WHAT IS EXPECTED - Exactly as they stand, set down the following records once more.
[[ EXERCISE DATA, beginning ]]
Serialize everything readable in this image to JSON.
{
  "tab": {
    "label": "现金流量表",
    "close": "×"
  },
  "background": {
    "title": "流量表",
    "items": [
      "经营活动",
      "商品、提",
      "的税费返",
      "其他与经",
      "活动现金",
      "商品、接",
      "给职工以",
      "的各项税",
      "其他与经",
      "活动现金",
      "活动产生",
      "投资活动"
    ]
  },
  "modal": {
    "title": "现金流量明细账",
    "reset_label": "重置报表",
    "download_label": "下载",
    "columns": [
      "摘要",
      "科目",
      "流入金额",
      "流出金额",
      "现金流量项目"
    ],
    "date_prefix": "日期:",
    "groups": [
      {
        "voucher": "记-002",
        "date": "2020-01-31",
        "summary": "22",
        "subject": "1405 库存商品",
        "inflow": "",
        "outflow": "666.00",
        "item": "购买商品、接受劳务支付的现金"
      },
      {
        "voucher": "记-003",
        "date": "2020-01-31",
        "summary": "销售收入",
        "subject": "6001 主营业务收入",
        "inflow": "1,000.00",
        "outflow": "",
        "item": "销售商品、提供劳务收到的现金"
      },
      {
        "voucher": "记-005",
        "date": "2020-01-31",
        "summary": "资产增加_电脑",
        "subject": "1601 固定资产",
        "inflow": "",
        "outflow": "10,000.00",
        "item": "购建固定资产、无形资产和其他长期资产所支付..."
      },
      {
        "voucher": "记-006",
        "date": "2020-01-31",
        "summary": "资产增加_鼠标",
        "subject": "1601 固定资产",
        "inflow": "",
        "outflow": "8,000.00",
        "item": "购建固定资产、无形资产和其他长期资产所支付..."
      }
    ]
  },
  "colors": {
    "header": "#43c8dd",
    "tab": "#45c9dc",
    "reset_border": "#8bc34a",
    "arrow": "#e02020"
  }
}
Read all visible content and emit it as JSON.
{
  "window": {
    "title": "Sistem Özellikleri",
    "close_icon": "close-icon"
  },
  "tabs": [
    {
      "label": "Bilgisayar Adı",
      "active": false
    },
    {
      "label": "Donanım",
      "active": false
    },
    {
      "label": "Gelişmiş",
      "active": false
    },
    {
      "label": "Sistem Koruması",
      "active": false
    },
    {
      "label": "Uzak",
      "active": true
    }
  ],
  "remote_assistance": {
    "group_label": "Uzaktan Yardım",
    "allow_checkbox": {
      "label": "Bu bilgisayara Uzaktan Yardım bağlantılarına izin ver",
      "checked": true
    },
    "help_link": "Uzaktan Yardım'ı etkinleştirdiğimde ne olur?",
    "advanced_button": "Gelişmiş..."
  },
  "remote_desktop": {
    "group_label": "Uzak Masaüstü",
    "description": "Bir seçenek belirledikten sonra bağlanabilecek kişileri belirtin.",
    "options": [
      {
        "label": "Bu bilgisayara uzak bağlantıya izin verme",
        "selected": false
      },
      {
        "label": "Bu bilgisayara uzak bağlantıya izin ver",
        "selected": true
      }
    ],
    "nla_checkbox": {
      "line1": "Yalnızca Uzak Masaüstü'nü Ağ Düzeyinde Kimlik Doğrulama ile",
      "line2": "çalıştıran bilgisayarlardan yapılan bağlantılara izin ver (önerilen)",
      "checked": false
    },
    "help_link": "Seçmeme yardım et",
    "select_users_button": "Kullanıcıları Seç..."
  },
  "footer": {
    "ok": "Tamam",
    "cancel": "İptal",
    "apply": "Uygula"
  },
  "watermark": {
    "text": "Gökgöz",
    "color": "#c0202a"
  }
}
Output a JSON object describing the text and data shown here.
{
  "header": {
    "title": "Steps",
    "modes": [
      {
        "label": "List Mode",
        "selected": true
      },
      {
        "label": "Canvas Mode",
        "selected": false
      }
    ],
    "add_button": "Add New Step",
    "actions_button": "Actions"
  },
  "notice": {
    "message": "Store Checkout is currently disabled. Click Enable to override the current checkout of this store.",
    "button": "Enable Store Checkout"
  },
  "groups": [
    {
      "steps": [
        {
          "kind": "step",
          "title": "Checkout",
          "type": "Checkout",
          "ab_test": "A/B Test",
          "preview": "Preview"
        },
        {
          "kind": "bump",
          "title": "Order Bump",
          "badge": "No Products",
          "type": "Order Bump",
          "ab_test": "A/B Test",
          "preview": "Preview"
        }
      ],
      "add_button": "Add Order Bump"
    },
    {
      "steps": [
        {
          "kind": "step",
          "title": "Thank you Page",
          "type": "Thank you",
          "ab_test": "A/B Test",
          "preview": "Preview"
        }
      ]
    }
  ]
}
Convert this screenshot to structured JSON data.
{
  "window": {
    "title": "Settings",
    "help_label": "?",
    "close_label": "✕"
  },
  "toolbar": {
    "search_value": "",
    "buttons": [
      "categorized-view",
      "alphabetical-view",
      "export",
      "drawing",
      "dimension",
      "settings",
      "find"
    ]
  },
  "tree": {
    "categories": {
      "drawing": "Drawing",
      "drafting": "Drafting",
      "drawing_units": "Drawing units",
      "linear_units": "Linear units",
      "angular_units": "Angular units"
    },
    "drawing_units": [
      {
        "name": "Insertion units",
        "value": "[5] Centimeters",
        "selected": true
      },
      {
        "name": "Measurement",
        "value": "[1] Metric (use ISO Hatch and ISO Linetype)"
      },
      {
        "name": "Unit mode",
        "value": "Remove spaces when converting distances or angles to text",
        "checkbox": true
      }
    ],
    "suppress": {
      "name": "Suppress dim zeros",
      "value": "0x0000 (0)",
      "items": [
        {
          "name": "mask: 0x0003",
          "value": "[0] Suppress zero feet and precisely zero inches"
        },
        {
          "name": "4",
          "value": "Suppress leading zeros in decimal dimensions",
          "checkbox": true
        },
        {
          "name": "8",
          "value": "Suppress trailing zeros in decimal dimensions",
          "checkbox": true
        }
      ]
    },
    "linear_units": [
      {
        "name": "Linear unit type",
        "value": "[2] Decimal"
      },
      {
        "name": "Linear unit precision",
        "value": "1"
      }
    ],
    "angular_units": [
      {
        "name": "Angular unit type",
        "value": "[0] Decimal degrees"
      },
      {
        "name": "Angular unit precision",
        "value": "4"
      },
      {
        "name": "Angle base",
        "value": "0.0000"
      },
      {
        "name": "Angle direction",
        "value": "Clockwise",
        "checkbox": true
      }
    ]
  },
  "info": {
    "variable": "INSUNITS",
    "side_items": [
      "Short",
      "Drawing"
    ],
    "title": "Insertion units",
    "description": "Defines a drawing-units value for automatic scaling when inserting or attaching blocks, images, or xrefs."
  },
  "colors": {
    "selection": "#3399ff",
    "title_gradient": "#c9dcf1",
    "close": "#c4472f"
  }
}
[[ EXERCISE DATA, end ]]
OUTPUT OF THE TASK -
Serialize everything readable in this image to JSON.
{
  "tab": {
    "label": "现金流量表",
    "close": "×"
  },
  "background": {
    "title": "流量表",
    "items": [
      "经营活动",
      "商品、提",
      "的税费返",
      "其他与经",
      "活动现金",
      "商品、接",
      "给职工以",
      "的各项税",
      "其他与经",
      "活动现金",
      "活动产生",
      "投资活动"
    ]
  },
  "modal": {
    "title": "现金流量明细账",
    "reset_label": "重置报表",
    "download_label": "下载",
    "columns": [
      "摘要",
      "科目",
      "流入金额",
      "流出金额",
      "现金流量项目"
    ],
    "date_prefix": "日期:",
    "groups": [
      {
        "voucher": "记-002",
        "date": "2020-01-31",
        "summary": "22",
        "subject": "1405 库存商品",
        "inflow": "",
        "outflow": "666.00",
        "item": "购买商品、接受劳务支付的现金"
      },
      {
        "voucher": "记-003",
        "date": "2020-01-31",
        "summary": "销售收入",
        "subject": "6001 主营业务收入",
        "inflow": "1,000.00",
        "outflow": "",
        "item": "销售商品、提供劳务收到的现金"
      },
      {
        "voucher": "记-005",
        "date": "2020-01-31",
        "summary": "资产增加_电脑",
        "subject": "1601 固定资产",
        "inflow": "",
        "outflow": "10,000.00",
        "item": "购建固定资产、无形资产和其他长期资产所支付..."
      },
      {
        "voucher": "记-006",
        "date": "2020-01-31",
        "summary": "资产增加_鼠标",
        "subject": "1601 固定资产",
        "inflow": "",
        "outflow": "8,000.00",
        "item": "购建固定资产、无形资产和其他长期资产所支付..."
      }
    ]
  },
  "colors": {
    "header": "#43c8dd",
    "tab": "#45c9dc",
    "reset_border": "#8bc34a",
    "arrow": "#e02020"
  }
}
Read all visible content and emit it as JSON.
{
  "window": {
    "title": "Sistem Özellikleri",
    "close_icon": "close-icon"
  },
  "tabs": [
    {
      "label": "Bilgisayar Adı",
      "active": false
    },
    {
      "label": "Donanım",
      "active": false
    },
    {
      "label": "Gelişmiş",
      "active": false
    },
    {
      "label": "Sistem Koruması",
      "active": false
    },
    {
      "label": "Uzak",
      "active": true
    }
  ],
  "remote_assistance": {
    "group_label": "Uzaktan Yardım",
    "allow_checkbox": {
      "label": "Bu bilgisayara Uzaktan Yardım bağlantılarına izin ver",
      "checked": true
    },
    "help_link": "Uzaktan Yardım'ı etkinleştirdiğimde ne olur?",
    "advanced_button": "Gelişmiş..."
  },
  "remote_desktop": {
    "group_label": "Uzak Masaüstü",
    "description": "Bir seçenek belirledikten sonra bağlanabilecek kişileri belirtin.",
    "options": [
      {
        "label": "Bu bilgisayara uzak bağlantıya izin verme",
        "selected": false
      },
      {
        "label": "Bu bilgisayara uzak bağlantıya izin ver",
        "selected": true
      }
    ],
    "nla_checkbox": {
      "line1": "Yalnızca Uzak Masaüstü'nü Ağ Düzeyinde Kimlik Doğrulama ile",
      "line2": "çalıştıran bilgisayarlardan yapılan bağlantılara izin ver (önerilen)",
      "checked": false
    },
    "help_link": "Seçmeme yardım et",
    "select_users_button": "Kullanıcıları Seç..."
  },
  "footer": {
    "ok": "Tamam",
    "cancel": "İptal",
    "apply": "Uygula"
  },
  "watermark": {
    "text": "Gökgöz",
    "color": "#c0202a"
  }
}
Output a JSON object describing the text and data shown here.
{
  "header": {
    "title": "Steps",
    "modes": [
      {
        "label": "List Mode",
        "selected": true
      },
      {
        "label": "Canvas Mode",
        "selected": false
      }
    ],
    "add_button": "Add New Step",
    "actions_button": "Actions"
  },
  "notice": {
    "message": "Store Checkout is currently disabled. Click Enable to override the current checkout of this store.",
    "button": "Enable Store Checkout"
  },
  "groups": [
    {
      "steps": [
        {
          "kind": "step",
          "title": "Checkout",
          "type": "Checkout",
          "ab_test": "A/B Test",
          "preview": "Preview"
        },
        {
          "kind": "bump",
          "title": "Order Bump",
          "badge": "No Products",
          "type": "Order Bump",
          "ab_test": "A/B Test",
          "preview": "Preview"
        }
      ],
      "add_button": "Add Order Bump"
    },
    {
      "steps": [
        {
          "kind": "step",
          "title": "Thank you Page",
          "type": "Thank you",
          "ab_test": "A/B Test",
          "preview": "Preview"
        }
      ]
    }
  ]
}
Convert this screenshot to structured JSON data.
{
  "window": {
    "title": "Settings",
    "help_label": "?",
    "close_label": "✕"
  },
  "toolbar": {
    "search_value": "",
    "buttons": [
      "categorized-view",
      "alphabetical-view",
      "export",
      "drawing",
      "dimension",
      "settings",
      "find"
    ]
  },
  "tree": {
    "categories": {
      "drawing": "Drawing",
      "drafting": "Drafting",
      "drawing_units": "Drawing units",
      "linear_units": "Linear units",
      "angular_units": "Angular units"
    },
    "drawing_units": [
      {
        "name": "Insertion units",
        "value": "[5] Centimeters",
        "selected": true
      },
      {
        "name": "Measurement",
        "value": "[1] Metric (use ISO Hatch and ISO Linetype)"
      },
      {
        "name": "Unit mode",
        "value": "Remove spaces when converting distances or angles to text",
        "checkbox": true
      }
    ],
    "suppress": {
      "name": "Suppress dim zeros",
      "value": "0x0000 (0)",
      "items": [
        {
          "name": "mask: 0x0003",
          "value": "[0] Suppress zero feet and precisely zero inches"
        },
        {
          "name": "4",
          "value": "Suppress leading zeros in decimal dimensions",
          "checkbox": true
        },
        {
          "name": "8",
          "value": "Suppress trailing zeros in decimal dimensions",
          "checkbox": true
        }
      ]
    },
    "linear_units": [
      {
        "name": "Linear unit type",
        "value": "[2] Decimal"
      },
      {
        "name": "Linear unit precision",
        "value": "1"
      }
    ],
    "angular_units": [
      {
        "name": "Angular unit type",
        "value": "[0] Decimal degrees"
      },
      {
        "name": "Angular unit precision",
        "value": "4"
      },
      {
        "name": "Angle base",
        "value": "0.0000"
      },
      {
        "name": "Angle direction",
        "value": "Clockwise",
        "checkbox": true
      }
    ]
  },
  "info": {
    "variable": "INSUNITS",
    "side_items": [
      "Short",
      "Drawing"
    ],
    "title": "Insertion units",
    "description": "Defines a drawing-units value for automatic scaling when inserting or attaching blocks, images, or xrefs."
  },
  "colors": {
    "selection": "#3399ff",
    "title_gradient": "#c9dcf1",
    "close": "#c4472f"
  }
}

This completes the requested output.